kids get on a school bus

Taking cleaning for health beyond the classroom

I think all of us know how important it is to have a successful green cleaning program in place at our schools, colleges and universities. But once you have one implemented, maintaining it can be a challenge.

The question every year seems to be: What can we do to stay in front of and help reduce and prevent the spread of infectious diseases? No matter how great of a comprehensive green cleaning program you have, these pathogens always find their way into our schools.
It’s important to remember that to control cleanliness inside a facility, we often have to consider the original source of contaminants. For example, bed bugs don’t often originate in school classrooms, they are brought in from student homes. Dirt doesn’t stem from facility lobbies, it’s tracked in on occupant shoes.

A strong cleaning program will prevent pathogens from growing within schools, but to truly keep pathogens under control, we must identify and target our efforts on their source. The easiest, and most often ignored path into the facility is through the school bus.

School buses not only carry roughly 25 million children to school each day, they also transport countless amounts of germs.
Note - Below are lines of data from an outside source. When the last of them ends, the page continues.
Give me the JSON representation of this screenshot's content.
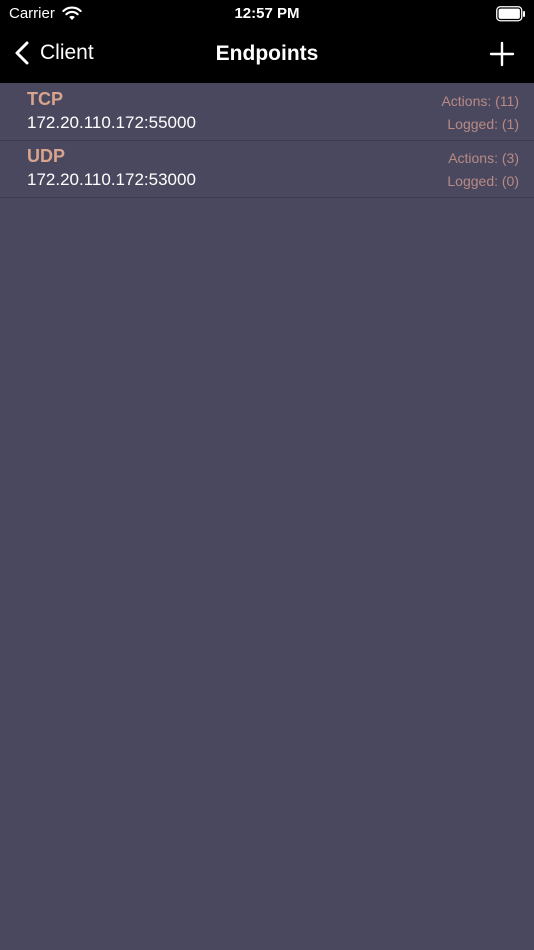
{
  "status_bar": {
    "carrier": "Carrier",
    "time": "12:57 PM"
  },
  "nav": {
    "back_label": "Client",
    "title": "Endpoints"
  },
  "endpoints": [
    {
      "protocol": "TCP",
      "address": "172.20.110.172:55000",
      "actions": "Actions: (11)",
      "logged": "Logged: (1)"
    },
    {
      "protocol": "UDP",
      "address": "172.20.110.172:53000",
      "actions": "Actions: (3)",
      "logged": "Logged: (0)"
    }
  ],
  "icons": {
    "wifi": "wifi-icon",
    "battery": "battery-icon",
    "back": "chevron-left-icon",
    "add": "plus-icon"
  },
  "colors": {
    "background": "#4a485e",
    "bar": "#000000",
    "protocol": "#d9a48e",
    "meta": "#b88a86",
    "separator": "#3e3c51"
  }
}
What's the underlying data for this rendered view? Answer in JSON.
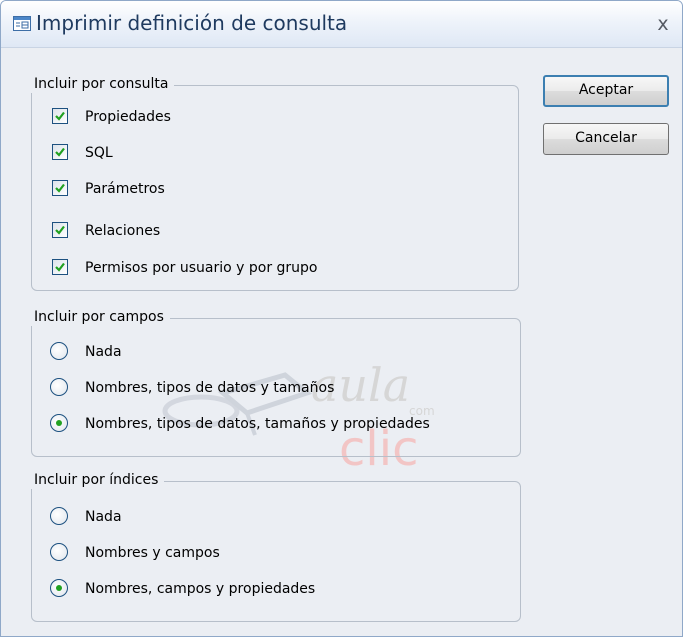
{
  "window": {
    "title": "Imprimir definición de consulta",
    "title_icon": "table-properties-icon",
    "close_label": "x"
  },
  "groups": {
    "consulta": {
      "label": "Incluir por consulta",
      "items": [
        {
          "label": "Propiedades",
          "checked": true
        },
        {
          "label": "SQL",
          "checked": true
        },
        {
          "label": "Parámetros",
          "checked": true
        },
        {
          "label": "Relaciones",
          "checked": true
        },
        {
          "label": "Permisos por usuario y por grupo",
          "checked": true
        }
      ]
    },
    "campos": {
      "label": "Incluir por campos",
      "items": [
        {
          "label": "Nada",
          "selected": false
        },
        {
          "label": "Nombres, tipos de datos y tamaños",
          "selected": false
        },
        {
          "label": "Nombres, tipos de datos, tamaños y propiedades",
          "selected": true
        }
      ]
    },
    "indices": {
      "label": "Incluir por índices",
      "items": [
        {
          "label": "Nada",
          "selected": false
        },
        {
          "label": "Nombres y campos",
          "selected": false
        },
        {
          "label": "Nombres, campos y propiedades",
          "selected": true
        }
      ]
    }
  },
  "buttons": {
    "ok": "Aceptar",
    "cancel": "Cancelar"
  },
  "watermark": {
    "word1": "aula",
    "small": "com",
    "word2": "clic"
  },
  "colors": {
    "check": "#21a121",
    "radio_dot": "#21a121",
    "accent": "#3c7fb1"
  }
}
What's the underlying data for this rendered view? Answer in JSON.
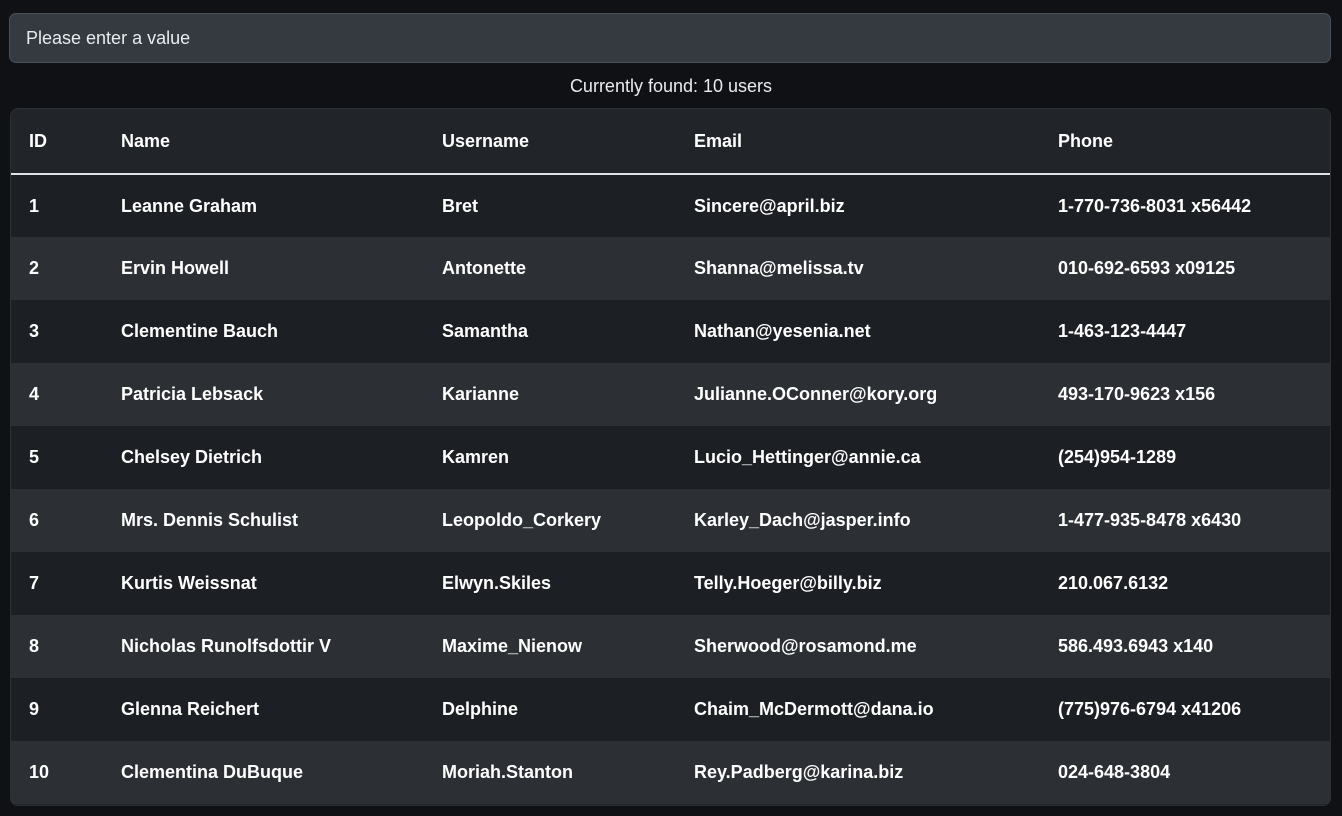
{
  "search": {
    "placeholder": "Please enter a value",
    "value": ""
  },
  "status": {
    "text": "Currently found: 10 users"
  },
  "table": {
    "headers": {
      "id": "ID",
      "name": "Name",
      "username": "Username",
      "email": "Email",
      "phone": "Phone"
    },
    "rows": [
      {
        "id": "1",
        "name": "Leanne Graham",
        "username": "Bret",
        "email": "Sincere@april.biz",
        "phone": "1-770-736-8031 x56442"
      },
      {
        "id": "2",
        "name": "Ervin Howell",
        "username": "Antonette",
        "email": "Shanna@melissa.tv",
        "phone": "010-692-6593 x09125"
      },
      {
        "id": "3",
        "name": "Clementine Bauch",
        "username": "Samantha",
        "email": "Nathan@yesenia.net",
        "phone": "1-463-123-4447"
      },
      {
        "id": "4",
        "name": "Patricia Lebsack",
        "username": "Karianne",
        "email": "Julianne.OConner@kory.org",
        "phone": "493-170-9623 x156"
      },
      {
        "id": "5",
        "name": "Chelsey Dietrich",
        "username": "Kamren",
        "email": "Lucio_Hettinger@annie.ca",
        "phone": "(254)954-1289"
      },
      {
        "id": "6",
        "name": "Mrs. Dennis Schulist",
        "username": "Leopoldo_Corkery",
        "email": "Karley_Dach@jasper.info",
        "phone": "1-477-935-8478 x6430"
      },
      {
        "id": "7",
        "name": "Kurtis Weissnat",
        "username": "Elwyn.Skiles",
        "email": "Telly.Hoeger@billy.biz",
        "phone": "210.067.6132"
      },
      {
        "id": "8",
        "name": "Nicholas Runolfsdottir V",
        "username": "Maxime_Nienow",
        "email": "Sherwood@rosamond.me",
        "phone": "586.493.6943 x140"
      },
      {
        "id": "9",
        "name": "Glenna Reichert",
        "username": "Delphine",
        "email": "Chaim_McDermott@dana.io",
        "phone": "(775)976-6794 x41206"
      },
      {
        "id": "10",
        "name": "Clementina DuBuque",
        "username": "Moriah.Stanton",
        "email": "Rey.Padberg@karina.biz",
        "phone": "024-648-3804"
      }
    ]
  },
  "colors": {
    "page_background": "#0f1114",
    "input_background": "#343a40",
    "row_odd": "#1c1f23",
    "row_even": "#2c3034",
    "header_rule": "#dee2e6"
  }
}
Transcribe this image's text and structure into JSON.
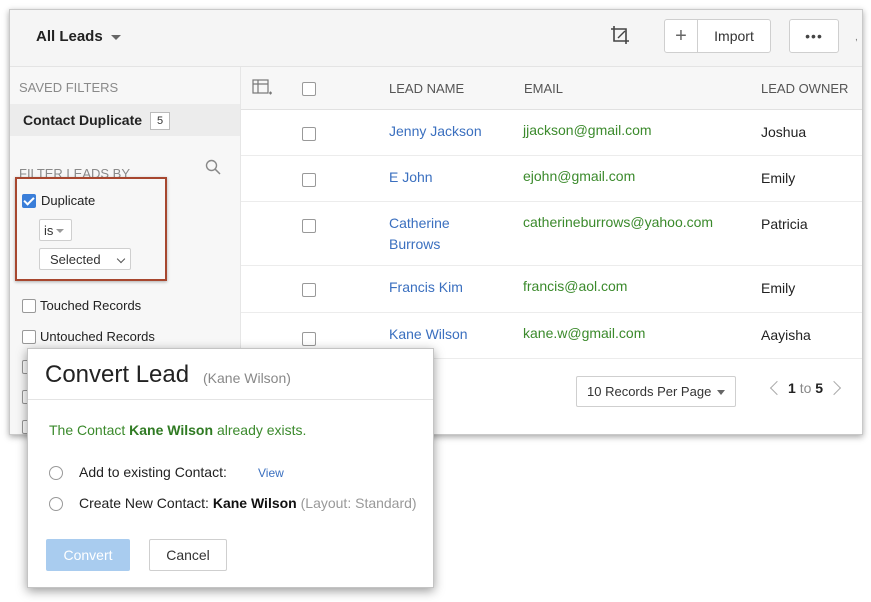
{
  "topbar": {
    "view_title": "All Leads",
    "import_label": "Import",
    "more_label": "•••",
    "plus_label": "+",
    "edge_label": ","
  },
  "sidebar": {
    "saved_filters_heading": "SAVED FILTERS",
    "saved_filter": {
      "label": "Contact Duplicate",
      "count": "5"
    },
    "filter_heading": "FILTER LEADS BY",
    "duplicate_filter": {
      "label": "Duplicate",
      "checked": true,
      "operator": "is",
      "value": "Selected"
    },
    "filters": [
      {
        "label": "Touched Records",
        "checked": false
      },
      {
        "label": "Untouched Records",
        "checked": false
      }
    ]
  },
  "grid": {
    "columns": [
      "LEAD NAME",
      "EMAIL",
      "LEAD OWNER"
    ],
    "rows": [
      {
        "name": "Jenny Jackson",
        "email": "jjackson@gmail.com",
        "owner": "Joshua"
      },
      {
        "name": "E John",
        "email": "ejohn@gmail.com",
        "owner": "Emily"
      },
      {
        "name": "Catherine Burrows",
        "email": "catherineburrows@yahoo.com",
        "owner": "Patricia"
      },
      {
        "name": "Francis Kim",
        "email": "francis@aol.com",
        "owner": "Emily"
      },
      {
        "name": "Kane Wilson",
        "email": "kane.w@gmail.com",
        "owner": "Aayisha"
      }
    ],
    "pager": {
      "per_page": "10 Records Per Page",
      "from": "1",
      "to_word": "to",
      "to": "5"
    }
  },
  "dialog": {
    "title": "Convert Lead",
    "subtitle": "(Kane Wilson)",
    "message_prefix": "The Contact",
    "message_name": "Kane Wilson",
    "message_suffix": "already exists.",
    "option_existing": "Add to existing Contact:",
    "view_link": "View",
    "option_new_prefix": "Create New Contact:",
    "option_new_name": "Kane Wilson",
    "option_new_layout": "(Layout: Standard)",
    "convert_label": "Convert",
    "cancel_label": "Cancel"
  },
  "colors": {
    "link": "#3a6fbf",
    "email": "#3b8a2c",
    "highlight_border": "#a7472f",
    "convert_btn": "#a9ccef",
    "checkbox": "#3a7ed9"
  }
}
A student contaminates an area as soon as they touch the seat or handrail. So we have to ask ourselves, what percentage of the buses are carrying sick children? The answer is, all of them.

Keeping a school bus clean and as germ-free as possible is crucial to preventing the transmission of communicable diseases.

According to the U.S. Centers for Disease Control and Prevention (CDC), some germs and bacteria can live two hours or longer on surfaces. This supports the importance of cleaning frequency, especially since some common germs found on school buses are Influenza A, Avian Flu, three versions of Norovirus, hand foot and mouth, Scabies, HIV, Hepatitis B and C, MSRA and Staph.       
School buses are mobile incubators that are prone to the spread of infectious diseases. In addition to the number of students who may introduce bacteria and viruses when they board the bus, surfaces such as the seatbacks and handrails can also contribute to the spread of germs. Keeping these areas clean can help prevent germs and the spread of disease.

The challenge we had was to figure out how to effectively clean and disinfect the 185 school buses used to transport students to and from school every day, without disrupting schedules.

After doing some homework and inquiring with other local school districts, it was clear that many of us have similar challenges in this area. We had to think outside the box on this one.

We began by reaching out to our transportation director. The goal with these discussions was to develop a daily and weekly bus cleaning schedule. Although these discussions are ongoing, they have resulted in an overall cleaning plan.

Key factors of that plan include a detailed cleaning schedule and checklist, a list of recommended green cleaning products and equipment, and basic information in proper infection control.

It’s also important to establish routine training sessions with bus drivers and custodial staff. During these meetings, communicate and educate both groups on the differences between cleaning, sanitizing and disinfecting, and the role each step plays in an overall infection prevention program.

next page of this article:
Cleaning Technology Fights Contamination